As Swann noted, a variety of other social scientists disagree with economic orthodoxy, sometimes quite strenuously. Such disagreement, however, has its own uses within the academy, notably for setting up a “straw men” against which to structure one’s own argument and text. So much social science argument is of this form: With regard to some question Q, the economists say X, and we know X cannot be true because of (Y1, Y2, Y3 . . . Yn). Instead, Z is true.
Pluralist economics can help other social scientists by helping to understand Z. Economists, whether pluralist or orthodox, have concerns and perspectives that are different from those central to other disciplines, worries about incentives, information, structure and structural advantages, and so forth. So long as their work is good (attends to the world), pluralist economists can offer illuminating insights, that other academics can use in their own domains.
- Computer scientists.
Computer scientists are used to creating and thinking about bounded contexts in which fairly autonomous actors compete and cooperate according to well defined protocols. That is, the socially constructed and multiparty nature of computer networks mirrors that of marketplaces. To make matters even more interesting, financial and other markets are computerized. Market and network not only mirror one another, they are imbricated (yet distinct, or seen as distinct). There is much work to be done here, especially concerning questions of systemic stability and operating under conditions of partial trust, about which the GFC has not yet taught us enough.
- Natural scientists and scholars generally.
Swann noted that natural scientists have been somewhat suspicious of orthodox economics, in particular, of the confidence in abstract mathematics unsupported by empirical evidence. As we have seen, however, jurisdictional boundaries serve to render such misgivings ineffectual.
Pluralist economics can, however, be of use to scholars in a different way. Within the bureaucratic university, and in grantland, scholarship is a commodity. One hesitates to admit that scholars, too, are commodities, although we do not (yet) trade them in quite the cavalier fashion in which pro sports teams deal athletes and options amongst themselves. Pluralist economics could help scholars better understand, and perhaps carve spaces out from, the markets in which the business of their work, and so much of their lives, is conducted.
To conclude: the castle won’t be stormed. At some point, the lively intellectual trade going on in the fairground outside the battlements simply will be too profitable for the guard to be able to stand their own gray walls.
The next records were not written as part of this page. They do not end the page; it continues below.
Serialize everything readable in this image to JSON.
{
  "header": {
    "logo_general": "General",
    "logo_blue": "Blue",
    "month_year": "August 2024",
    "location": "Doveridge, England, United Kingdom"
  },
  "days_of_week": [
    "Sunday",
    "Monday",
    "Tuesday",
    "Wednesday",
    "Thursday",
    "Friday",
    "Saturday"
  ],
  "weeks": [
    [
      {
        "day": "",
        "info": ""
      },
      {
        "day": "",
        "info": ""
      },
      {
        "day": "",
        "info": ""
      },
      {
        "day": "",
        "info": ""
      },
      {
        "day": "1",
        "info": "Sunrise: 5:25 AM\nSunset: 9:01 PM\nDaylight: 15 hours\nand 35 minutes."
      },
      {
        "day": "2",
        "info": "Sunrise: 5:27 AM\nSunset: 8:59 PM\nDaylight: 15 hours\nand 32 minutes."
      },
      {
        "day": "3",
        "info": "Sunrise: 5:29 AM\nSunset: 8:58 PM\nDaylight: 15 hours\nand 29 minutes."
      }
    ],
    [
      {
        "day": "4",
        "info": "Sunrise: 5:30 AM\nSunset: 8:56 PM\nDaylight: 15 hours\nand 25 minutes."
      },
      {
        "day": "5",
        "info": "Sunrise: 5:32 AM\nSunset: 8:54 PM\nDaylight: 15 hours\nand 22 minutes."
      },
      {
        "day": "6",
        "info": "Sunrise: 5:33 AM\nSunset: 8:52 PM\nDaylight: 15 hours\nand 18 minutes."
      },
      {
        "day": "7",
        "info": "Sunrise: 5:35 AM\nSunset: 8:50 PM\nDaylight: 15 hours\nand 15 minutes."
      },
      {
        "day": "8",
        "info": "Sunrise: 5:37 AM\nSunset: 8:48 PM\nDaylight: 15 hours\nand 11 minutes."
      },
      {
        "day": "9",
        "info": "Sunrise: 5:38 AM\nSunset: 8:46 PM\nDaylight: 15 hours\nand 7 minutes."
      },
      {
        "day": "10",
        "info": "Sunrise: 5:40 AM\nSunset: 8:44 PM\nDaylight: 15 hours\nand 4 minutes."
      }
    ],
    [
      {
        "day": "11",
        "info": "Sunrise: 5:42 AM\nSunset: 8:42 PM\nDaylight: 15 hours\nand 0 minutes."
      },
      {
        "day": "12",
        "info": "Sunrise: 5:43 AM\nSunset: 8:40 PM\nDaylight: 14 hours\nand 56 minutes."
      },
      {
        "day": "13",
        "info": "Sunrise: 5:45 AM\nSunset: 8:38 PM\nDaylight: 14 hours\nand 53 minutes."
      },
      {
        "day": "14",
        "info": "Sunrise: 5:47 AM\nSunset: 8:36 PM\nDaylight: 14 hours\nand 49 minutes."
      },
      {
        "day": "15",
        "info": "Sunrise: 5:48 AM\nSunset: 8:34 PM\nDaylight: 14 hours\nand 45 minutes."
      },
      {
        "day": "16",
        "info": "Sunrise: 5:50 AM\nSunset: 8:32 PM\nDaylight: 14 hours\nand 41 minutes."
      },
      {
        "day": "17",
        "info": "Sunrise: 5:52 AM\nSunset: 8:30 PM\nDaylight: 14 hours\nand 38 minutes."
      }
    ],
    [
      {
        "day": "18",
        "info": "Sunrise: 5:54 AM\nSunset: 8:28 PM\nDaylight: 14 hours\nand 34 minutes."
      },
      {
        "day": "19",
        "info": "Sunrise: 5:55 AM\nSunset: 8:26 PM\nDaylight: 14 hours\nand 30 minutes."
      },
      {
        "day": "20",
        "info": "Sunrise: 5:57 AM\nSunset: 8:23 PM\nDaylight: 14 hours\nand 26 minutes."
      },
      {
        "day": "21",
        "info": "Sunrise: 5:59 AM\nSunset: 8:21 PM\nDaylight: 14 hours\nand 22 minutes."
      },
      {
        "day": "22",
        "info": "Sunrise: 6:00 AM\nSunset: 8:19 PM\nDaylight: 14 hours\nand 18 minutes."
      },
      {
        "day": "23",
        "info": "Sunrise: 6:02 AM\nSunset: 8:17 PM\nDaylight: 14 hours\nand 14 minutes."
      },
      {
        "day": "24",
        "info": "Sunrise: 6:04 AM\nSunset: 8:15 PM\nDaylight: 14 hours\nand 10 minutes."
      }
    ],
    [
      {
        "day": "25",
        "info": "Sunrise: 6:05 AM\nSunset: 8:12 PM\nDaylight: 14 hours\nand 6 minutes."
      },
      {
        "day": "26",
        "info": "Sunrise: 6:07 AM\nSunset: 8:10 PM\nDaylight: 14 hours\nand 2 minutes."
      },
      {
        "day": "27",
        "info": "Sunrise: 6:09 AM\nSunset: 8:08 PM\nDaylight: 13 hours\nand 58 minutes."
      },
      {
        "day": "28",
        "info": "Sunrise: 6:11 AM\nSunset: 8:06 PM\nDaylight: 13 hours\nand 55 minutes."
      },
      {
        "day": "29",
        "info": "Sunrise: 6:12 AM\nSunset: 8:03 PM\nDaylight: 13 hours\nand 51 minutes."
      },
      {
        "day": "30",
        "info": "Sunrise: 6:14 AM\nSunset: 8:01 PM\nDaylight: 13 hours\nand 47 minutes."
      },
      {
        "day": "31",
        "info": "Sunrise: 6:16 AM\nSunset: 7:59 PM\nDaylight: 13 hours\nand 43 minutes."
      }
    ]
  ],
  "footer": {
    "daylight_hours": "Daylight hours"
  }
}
They will come forth of their own accord, leaving the drawbridge down, the keep undefended. In due course, the castle will reopen as a boutique hotel, pluralist indeed. Or so I like to think.
From: pp.3-5 of World Economics Association Newsletter 5(3), June 2015